Identifying emerging biological threats and epidemics rapidly, particularly concerning viruses, has historically been a challenging task. The odds for mounting an effective response against a viral outbreak before significant public harm is caused are currently low. A major cause for the delay in an appropriate response is the insufficiency of current diagnostic methods to identify a viral sample accurately. Furthermore, current methods that aim to identify a single virus in a complex biological sample are limited by not being able to assess the presence of more than one viral family at a time, thus not reaching the scope of analysis that could be needed to properly identify the cause of a potential outbreak. Rapidly detecting and identifying the correct family of virus causing an infection or outbreak is a critical early step to mitigating any casualties it may cause.
LLNL researchers have developed a method to quickly and accurately identify the family of a virus infecting a vertebrate via PCR. Universal primer sets consisting of short nucleic acid strands of 7 to 30 base pairs in length were created to amplify target sequences of viral DNA or RNA. These primers can amplify certain identifying sequences of all viral genomes sequenced to date as well as numerous virus subgroupings. The PCR products are separated on a gel by gradient electrophoresis to identify the virus. Altogether, these primers can identify all 28 known virus families that affect vertebrates. Each strain or species of virus produces its own unique electrophoretic banding signature, allowing for easy and quick virus identification. Primer libraries will be updated as new virus families and subgroupings are discovered and classified.

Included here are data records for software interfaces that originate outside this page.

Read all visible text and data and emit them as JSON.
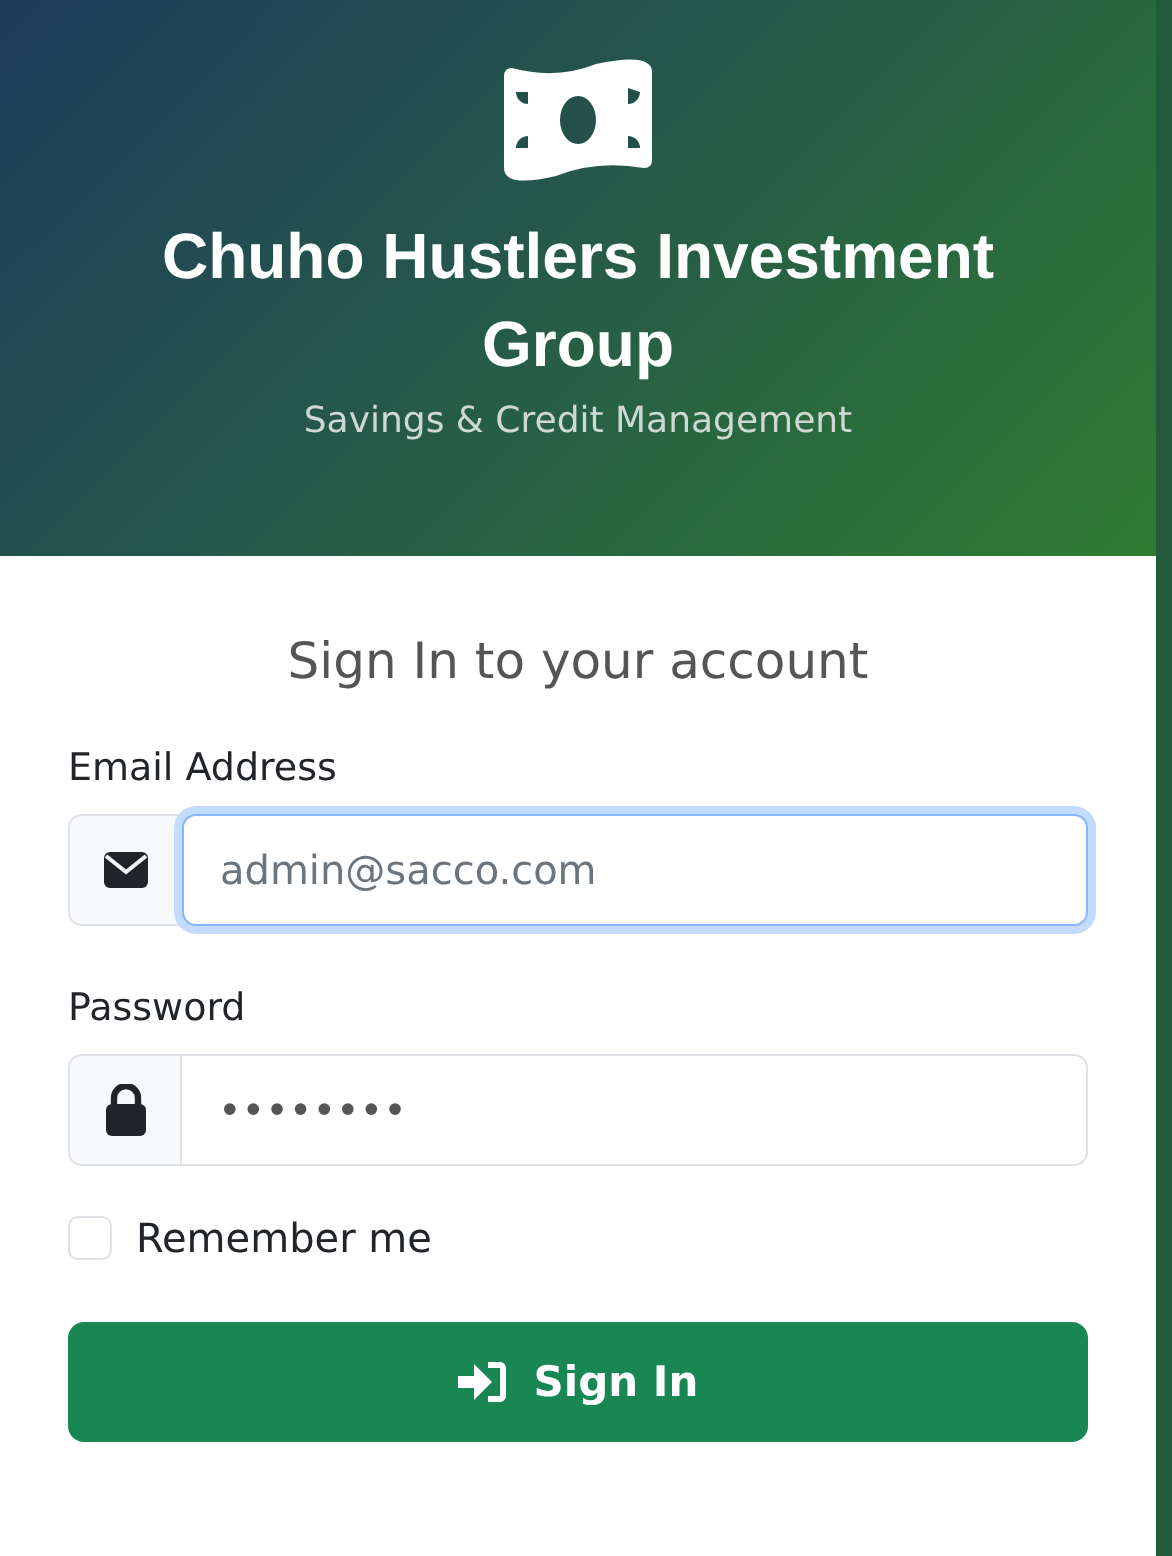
{
  "header": {
    "title": "Chuho Hustlers Investment Group",
    "subtitle": "Savings & Credit Management"
  },
  "form": {
    "heading": "Sign In to your account",
    "fields": [
      {
        "kind": "email",
        "label": "Email Address",
        "placeholder": "admin@sacco.com",
        "focused": true
      },
      {
        "kind": "password",
        "label": "Password",
        "value": "••••••••",
        "focused": false
      }
    ],
    "remember": {
      "label": "Remember me",
      "checked": false
    },
    "submit": {
      "label": "Sign In"
    }
  }
}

LLNL currently holds a patent 9,434,997 "Methods, compounds and systems for detecting a microorganism in a sample" for this invention (internal reference # IL-11773).